Work out how many lines in the data hold the string "image". Reply with only that number.

————————

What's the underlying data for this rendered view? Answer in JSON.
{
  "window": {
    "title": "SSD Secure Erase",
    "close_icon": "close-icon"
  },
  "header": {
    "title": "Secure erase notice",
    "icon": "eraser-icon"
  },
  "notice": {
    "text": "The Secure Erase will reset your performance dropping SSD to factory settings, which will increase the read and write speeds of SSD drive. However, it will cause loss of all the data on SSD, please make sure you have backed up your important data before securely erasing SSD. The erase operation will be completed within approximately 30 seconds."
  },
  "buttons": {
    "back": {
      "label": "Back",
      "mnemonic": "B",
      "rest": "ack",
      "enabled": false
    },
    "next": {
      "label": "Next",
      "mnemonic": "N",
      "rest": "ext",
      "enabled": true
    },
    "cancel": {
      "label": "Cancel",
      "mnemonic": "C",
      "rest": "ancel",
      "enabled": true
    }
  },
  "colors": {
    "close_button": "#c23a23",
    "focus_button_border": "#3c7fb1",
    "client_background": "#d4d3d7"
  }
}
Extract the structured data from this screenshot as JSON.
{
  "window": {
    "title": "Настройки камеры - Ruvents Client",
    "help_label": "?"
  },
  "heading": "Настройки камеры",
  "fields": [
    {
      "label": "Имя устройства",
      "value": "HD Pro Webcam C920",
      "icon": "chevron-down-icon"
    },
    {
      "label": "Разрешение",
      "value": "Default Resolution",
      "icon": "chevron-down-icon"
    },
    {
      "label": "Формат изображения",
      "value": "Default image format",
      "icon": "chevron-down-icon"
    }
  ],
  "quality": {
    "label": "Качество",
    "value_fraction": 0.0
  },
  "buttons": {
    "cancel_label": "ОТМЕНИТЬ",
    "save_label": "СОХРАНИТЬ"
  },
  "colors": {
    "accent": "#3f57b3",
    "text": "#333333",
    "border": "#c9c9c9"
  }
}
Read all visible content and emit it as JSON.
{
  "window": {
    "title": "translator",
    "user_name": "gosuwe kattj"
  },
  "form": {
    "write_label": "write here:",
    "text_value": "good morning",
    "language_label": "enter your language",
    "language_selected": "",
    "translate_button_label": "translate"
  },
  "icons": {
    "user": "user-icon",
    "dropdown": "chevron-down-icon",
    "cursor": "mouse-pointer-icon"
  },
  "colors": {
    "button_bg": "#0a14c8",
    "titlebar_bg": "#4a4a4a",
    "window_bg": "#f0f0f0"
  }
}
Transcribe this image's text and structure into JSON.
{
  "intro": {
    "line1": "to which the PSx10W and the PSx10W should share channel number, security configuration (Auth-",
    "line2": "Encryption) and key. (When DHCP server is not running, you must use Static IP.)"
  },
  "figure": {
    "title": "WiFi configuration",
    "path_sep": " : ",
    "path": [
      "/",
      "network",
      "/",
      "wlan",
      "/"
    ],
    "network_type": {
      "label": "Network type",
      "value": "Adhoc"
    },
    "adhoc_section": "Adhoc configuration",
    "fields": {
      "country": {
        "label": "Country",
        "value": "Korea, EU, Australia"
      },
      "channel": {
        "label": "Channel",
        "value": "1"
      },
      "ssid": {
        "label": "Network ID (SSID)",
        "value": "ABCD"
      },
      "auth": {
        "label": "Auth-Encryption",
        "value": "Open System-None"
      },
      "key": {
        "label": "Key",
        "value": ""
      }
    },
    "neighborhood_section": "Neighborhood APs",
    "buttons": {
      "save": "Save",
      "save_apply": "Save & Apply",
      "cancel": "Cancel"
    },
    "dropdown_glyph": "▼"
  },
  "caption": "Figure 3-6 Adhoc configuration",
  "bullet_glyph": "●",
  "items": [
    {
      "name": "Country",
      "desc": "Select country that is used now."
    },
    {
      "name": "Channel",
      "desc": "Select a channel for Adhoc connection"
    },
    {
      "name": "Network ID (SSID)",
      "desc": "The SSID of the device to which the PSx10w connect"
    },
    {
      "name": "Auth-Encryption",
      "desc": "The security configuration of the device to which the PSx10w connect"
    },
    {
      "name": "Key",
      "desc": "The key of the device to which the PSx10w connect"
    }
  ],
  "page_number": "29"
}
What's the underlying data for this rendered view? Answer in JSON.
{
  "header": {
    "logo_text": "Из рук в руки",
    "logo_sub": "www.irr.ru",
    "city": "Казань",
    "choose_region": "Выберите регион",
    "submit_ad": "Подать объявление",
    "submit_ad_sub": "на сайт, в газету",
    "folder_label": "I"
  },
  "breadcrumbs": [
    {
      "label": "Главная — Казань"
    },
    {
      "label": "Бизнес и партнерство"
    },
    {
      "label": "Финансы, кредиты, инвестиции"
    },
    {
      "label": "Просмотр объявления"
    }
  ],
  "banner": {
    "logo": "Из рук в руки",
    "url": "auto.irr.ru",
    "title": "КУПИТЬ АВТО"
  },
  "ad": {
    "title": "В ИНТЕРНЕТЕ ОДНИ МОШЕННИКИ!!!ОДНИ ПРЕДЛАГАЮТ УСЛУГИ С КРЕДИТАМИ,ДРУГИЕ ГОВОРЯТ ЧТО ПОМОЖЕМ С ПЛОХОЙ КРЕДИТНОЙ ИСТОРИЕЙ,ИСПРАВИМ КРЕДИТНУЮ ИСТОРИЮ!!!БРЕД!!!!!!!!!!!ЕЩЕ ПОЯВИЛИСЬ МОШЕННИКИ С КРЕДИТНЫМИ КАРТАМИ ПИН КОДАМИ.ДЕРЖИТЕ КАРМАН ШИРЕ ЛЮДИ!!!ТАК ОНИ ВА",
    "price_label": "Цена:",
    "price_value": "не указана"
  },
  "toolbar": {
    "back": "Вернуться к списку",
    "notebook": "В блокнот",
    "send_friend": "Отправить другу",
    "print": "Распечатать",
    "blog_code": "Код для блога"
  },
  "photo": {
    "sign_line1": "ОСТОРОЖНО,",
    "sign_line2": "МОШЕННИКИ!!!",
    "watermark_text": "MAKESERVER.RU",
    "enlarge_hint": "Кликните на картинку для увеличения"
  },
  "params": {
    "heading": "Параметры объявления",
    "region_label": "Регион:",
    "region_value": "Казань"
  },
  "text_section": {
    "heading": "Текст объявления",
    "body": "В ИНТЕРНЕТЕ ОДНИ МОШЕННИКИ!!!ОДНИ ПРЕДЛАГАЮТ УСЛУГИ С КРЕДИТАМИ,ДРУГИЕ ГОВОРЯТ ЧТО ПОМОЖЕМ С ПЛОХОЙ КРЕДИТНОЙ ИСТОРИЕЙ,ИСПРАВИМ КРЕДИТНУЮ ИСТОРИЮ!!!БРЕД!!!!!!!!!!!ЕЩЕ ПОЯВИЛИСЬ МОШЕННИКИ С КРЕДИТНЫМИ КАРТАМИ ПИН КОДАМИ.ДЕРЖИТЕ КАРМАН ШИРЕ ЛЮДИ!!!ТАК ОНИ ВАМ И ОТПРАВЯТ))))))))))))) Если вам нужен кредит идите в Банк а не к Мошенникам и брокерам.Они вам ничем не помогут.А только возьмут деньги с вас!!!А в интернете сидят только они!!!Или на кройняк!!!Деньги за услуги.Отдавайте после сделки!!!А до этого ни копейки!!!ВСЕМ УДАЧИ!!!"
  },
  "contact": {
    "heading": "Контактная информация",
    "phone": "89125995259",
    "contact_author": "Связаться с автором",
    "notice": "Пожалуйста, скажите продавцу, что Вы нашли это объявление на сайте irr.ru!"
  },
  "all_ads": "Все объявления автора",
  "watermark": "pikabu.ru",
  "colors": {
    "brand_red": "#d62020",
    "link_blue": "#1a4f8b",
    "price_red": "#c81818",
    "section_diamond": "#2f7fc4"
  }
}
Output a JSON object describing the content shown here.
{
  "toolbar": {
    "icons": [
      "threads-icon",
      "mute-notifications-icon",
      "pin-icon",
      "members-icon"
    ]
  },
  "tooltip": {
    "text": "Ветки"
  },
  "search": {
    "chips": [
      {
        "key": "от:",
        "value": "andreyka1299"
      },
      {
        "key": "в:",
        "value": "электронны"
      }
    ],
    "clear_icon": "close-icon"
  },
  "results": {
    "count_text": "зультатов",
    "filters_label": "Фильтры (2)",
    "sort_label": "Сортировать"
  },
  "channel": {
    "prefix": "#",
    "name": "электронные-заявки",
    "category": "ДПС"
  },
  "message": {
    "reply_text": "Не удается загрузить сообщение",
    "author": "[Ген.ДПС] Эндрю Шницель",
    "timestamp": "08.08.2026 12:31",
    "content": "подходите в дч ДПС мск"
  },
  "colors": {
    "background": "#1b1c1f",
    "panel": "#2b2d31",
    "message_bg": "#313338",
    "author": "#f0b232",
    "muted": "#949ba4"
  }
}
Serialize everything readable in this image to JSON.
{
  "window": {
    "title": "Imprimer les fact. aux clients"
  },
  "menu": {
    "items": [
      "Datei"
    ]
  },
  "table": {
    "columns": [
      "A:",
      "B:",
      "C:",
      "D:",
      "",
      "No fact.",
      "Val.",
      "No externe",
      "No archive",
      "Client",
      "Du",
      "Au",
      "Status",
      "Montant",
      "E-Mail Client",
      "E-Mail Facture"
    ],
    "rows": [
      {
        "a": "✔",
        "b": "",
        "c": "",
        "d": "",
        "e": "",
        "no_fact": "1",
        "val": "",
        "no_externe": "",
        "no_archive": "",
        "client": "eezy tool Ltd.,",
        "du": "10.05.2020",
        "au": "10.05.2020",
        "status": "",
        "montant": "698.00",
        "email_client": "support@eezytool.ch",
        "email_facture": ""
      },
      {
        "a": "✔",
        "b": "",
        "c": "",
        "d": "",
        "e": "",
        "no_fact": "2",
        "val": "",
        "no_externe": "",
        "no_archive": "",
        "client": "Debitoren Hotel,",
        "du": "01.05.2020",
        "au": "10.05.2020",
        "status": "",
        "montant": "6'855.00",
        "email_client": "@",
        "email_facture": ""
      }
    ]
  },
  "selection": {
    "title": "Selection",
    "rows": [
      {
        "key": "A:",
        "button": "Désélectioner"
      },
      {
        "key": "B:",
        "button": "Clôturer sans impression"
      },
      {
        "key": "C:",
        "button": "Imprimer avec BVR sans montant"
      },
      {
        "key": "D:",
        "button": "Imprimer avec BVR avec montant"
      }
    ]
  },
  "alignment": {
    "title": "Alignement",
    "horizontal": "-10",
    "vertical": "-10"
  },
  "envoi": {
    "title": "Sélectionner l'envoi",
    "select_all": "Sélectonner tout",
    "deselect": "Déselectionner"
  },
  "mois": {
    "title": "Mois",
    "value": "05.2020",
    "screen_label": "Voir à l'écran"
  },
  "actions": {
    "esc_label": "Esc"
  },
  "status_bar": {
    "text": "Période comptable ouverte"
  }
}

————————

» Output for this task
3